> [Data section]:

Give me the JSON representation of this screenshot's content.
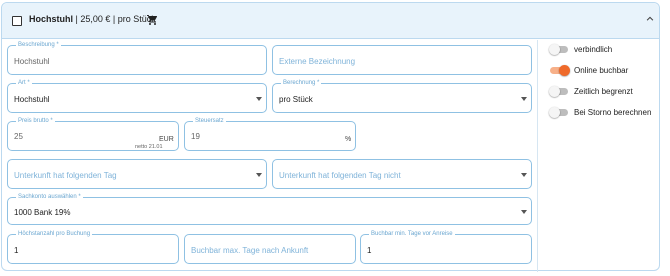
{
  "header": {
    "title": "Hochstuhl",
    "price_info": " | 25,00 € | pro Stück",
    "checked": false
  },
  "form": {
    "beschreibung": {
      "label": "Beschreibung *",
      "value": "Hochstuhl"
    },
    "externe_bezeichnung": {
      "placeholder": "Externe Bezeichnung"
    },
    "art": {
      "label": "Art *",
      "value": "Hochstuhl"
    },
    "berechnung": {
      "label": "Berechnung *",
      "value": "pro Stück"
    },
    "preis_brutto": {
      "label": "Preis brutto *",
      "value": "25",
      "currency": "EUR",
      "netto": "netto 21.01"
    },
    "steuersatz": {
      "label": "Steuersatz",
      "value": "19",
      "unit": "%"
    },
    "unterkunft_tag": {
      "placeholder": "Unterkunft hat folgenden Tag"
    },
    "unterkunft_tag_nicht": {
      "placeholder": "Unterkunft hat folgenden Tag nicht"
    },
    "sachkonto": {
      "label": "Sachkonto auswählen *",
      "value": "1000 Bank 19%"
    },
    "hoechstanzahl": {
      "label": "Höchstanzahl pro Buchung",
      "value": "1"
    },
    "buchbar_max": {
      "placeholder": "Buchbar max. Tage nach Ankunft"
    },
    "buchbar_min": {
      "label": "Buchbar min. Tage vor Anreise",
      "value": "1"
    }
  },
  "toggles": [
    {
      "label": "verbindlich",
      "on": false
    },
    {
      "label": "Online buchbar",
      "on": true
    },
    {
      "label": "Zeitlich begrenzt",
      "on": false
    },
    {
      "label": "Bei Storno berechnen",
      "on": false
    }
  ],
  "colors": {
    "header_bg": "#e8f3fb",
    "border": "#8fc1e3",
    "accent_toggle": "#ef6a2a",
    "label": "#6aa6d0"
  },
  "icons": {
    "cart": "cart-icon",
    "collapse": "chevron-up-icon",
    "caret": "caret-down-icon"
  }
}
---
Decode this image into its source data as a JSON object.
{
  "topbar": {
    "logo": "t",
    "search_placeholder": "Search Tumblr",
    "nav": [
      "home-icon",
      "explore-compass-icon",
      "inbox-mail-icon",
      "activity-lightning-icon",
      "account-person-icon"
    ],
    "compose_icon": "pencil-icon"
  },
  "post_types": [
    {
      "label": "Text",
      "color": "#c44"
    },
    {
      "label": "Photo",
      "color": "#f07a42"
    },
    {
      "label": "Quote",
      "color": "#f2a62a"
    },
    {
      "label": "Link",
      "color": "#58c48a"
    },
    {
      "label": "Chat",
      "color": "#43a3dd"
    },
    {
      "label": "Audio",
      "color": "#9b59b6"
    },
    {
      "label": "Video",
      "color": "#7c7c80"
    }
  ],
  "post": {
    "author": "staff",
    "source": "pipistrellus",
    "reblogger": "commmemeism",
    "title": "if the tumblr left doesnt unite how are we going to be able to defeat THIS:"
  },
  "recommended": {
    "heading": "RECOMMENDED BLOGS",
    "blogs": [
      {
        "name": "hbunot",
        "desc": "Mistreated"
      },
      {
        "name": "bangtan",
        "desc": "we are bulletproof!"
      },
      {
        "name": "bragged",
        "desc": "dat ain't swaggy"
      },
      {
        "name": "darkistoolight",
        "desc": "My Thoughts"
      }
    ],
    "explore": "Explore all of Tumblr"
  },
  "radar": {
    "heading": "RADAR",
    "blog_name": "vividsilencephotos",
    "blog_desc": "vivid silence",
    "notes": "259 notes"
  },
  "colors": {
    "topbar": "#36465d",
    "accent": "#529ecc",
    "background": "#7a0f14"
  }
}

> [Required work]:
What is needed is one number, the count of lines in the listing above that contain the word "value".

> [Result below]:
8